- [Exercise directions]:
Scan the data below and pick out the lines containing the word "JSON".

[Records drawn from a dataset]
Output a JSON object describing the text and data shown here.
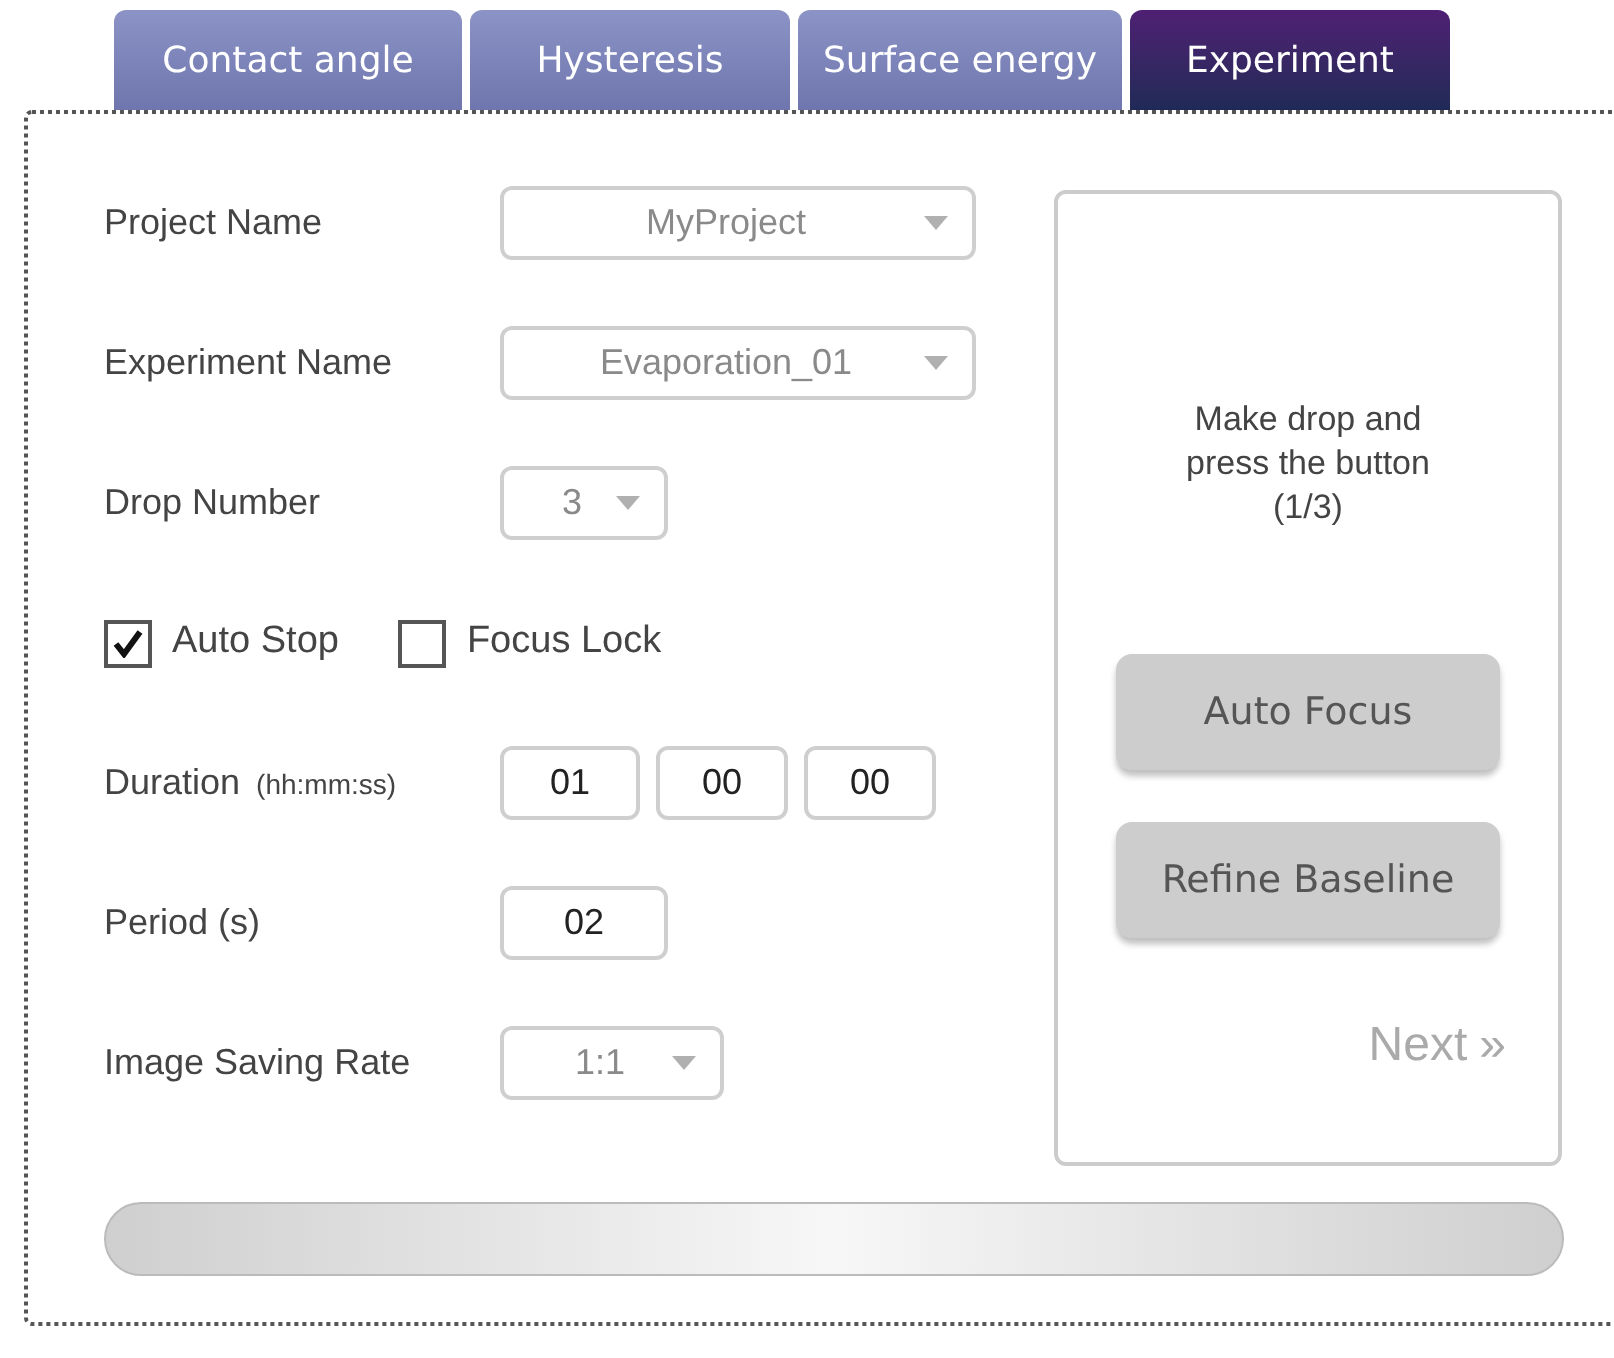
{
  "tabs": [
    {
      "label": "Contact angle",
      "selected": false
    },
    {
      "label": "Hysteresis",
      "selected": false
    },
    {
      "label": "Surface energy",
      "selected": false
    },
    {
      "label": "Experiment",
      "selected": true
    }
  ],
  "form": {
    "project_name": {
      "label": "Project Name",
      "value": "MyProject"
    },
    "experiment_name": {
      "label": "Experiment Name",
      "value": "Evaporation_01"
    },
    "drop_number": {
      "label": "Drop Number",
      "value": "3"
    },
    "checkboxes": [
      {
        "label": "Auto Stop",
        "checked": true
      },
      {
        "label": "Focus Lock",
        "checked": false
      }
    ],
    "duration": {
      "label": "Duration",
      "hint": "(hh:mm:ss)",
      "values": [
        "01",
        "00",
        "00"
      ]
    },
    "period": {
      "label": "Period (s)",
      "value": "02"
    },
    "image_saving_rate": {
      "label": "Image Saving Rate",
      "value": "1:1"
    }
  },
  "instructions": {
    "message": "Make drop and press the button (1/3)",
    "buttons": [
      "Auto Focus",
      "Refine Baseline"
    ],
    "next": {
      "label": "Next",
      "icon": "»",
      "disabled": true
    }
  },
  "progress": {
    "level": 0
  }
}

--

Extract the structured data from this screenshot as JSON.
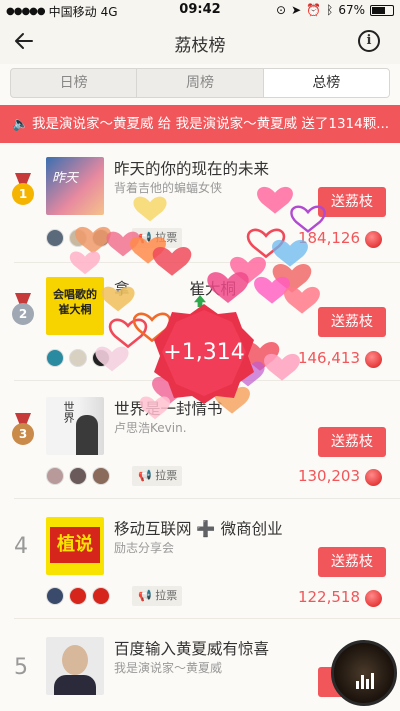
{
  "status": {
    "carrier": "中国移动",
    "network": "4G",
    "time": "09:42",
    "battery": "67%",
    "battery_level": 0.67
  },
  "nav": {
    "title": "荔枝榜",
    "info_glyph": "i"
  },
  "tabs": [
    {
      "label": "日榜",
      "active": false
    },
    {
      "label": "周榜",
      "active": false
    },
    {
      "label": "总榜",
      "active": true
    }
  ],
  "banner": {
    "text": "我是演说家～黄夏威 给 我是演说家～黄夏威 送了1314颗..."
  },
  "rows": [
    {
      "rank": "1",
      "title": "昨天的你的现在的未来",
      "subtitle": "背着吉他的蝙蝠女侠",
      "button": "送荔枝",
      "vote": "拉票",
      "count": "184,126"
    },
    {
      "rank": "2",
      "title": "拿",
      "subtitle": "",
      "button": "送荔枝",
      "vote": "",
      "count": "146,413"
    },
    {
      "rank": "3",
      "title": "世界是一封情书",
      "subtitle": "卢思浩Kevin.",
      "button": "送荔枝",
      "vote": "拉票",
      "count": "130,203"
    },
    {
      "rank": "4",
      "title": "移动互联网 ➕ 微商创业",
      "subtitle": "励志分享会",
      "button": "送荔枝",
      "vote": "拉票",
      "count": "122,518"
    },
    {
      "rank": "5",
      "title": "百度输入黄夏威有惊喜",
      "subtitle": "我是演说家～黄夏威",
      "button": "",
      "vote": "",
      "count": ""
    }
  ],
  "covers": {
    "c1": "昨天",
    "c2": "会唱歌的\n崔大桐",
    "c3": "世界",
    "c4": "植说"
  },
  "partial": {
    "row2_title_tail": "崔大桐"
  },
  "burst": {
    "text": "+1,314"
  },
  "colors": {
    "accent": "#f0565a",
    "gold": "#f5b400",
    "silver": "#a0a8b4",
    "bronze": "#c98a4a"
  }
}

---

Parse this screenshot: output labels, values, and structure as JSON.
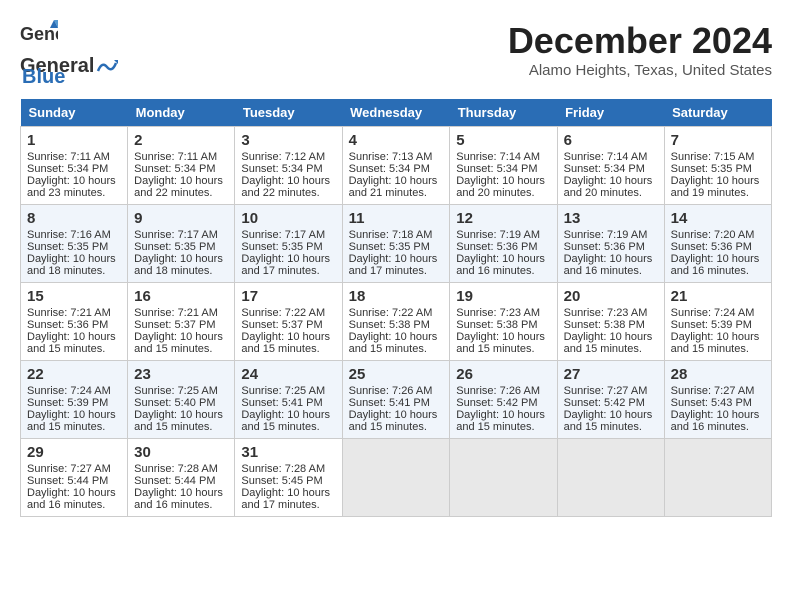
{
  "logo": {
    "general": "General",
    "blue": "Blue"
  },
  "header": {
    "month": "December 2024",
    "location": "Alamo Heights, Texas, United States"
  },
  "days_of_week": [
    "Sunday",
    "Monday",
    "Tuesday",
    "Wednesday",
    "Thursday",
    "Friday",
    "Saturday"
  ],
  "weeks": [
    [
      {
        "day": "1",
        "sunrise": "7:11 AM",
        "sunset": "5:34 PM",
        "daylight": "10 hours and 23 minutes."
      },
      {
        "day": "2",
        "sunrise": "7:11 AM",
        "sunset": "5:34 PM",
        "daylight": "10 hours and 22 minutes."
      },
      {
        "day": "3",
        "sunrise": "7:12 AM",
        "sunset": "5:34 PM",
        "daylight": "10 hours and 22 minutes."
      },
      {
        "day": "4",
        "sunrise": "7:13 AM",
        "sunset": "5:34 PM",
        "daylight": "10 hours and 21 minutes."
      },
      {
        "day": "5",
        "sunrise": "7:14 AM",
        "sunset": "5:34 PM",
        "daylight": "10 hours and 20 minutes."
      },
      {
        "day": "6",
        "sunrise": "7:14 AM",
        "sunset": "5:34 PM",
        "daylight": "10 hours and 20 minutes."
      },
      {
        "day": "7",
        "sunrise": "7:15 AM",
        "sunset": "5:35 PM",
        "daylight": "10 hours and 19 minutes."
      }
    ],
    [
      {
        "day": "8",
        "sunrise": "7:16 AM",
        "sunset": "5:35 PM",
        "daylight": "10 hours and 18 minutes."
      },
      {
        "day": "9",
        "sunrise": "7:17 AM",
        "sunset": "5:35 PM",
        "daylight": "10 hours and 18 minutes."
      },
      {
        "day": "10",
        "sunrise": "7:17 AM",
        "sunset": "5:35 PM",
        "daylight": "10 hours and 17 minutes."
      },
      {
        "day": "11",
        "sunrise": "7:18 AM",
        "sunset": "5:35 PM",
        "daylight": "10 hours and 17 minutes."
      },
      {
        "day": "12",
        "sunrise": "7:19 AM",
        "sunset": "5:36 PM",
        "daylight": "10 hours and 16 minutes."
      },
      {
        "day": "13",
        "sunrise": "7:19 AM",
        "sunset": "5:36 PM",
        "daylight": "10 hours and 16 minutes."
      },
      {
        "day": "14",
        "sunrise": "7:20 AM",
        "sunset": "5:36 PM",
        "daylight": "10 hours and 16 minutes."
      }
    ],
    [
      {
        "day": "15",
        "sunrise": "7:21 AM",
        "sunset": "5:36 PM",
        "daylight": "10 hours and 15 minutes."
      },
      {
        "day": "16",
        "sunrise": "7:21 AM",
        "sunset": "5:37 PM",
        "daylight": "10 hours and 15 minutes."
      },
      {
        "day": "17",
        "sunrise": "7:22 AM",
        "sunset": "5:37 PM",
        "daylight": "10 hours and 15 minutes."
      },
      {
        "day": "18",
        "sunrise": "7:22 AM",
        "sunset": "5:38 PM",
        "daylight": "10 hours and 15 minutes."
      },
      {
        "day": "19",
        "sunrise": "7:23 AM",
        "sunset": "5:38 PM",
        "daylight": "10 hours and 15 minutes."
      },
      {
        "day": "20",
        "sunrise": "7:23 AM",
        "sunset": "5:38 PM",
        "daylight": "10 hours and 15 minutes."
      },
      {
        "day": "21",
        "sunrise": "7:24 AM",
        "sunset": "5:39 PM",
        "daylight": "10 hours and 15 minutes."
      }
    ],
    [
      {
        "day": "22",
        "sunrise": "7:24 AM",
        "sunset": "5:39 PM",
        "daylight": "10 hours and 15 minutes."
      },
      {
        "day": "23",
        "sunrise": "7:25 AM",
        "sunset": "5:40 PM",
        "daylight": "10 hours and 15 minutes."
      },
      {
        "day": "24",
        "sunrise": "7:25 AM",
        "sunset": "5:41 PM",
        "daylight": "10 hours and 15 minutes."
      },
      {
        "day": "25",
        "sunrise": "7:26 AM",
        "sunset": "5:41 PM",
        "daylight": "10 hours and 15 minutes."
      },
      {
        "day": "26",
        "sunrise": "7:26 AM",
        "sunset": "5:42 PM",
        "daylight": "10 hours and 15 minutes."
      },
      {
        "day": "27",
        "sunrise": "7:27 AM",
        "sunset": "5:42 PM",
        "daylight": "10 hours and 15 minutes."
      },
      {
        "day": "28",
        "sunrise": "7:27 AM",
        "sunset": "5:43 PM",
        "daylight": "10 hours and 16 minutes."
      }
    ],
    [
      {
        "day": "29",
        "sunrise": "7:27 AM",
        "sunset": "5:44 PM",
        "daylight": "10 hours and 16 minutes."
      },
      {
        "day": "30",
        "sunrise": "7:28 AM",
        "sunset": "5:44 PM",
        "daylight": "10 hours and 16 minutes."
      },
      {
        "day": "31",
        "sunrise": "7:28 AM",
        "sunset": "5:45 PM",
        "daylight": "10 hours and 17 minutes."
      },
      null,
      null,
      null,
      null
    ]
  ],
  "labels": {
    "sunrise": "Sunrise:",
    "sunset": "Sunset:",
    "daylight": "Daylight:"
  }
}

- [Output for this exercise]:
Output a JSON object describing the text and data shown here.
Extract the structured data from this screenshot as JSON.
Parse this screenshot: output labels, values, and structure as JSON.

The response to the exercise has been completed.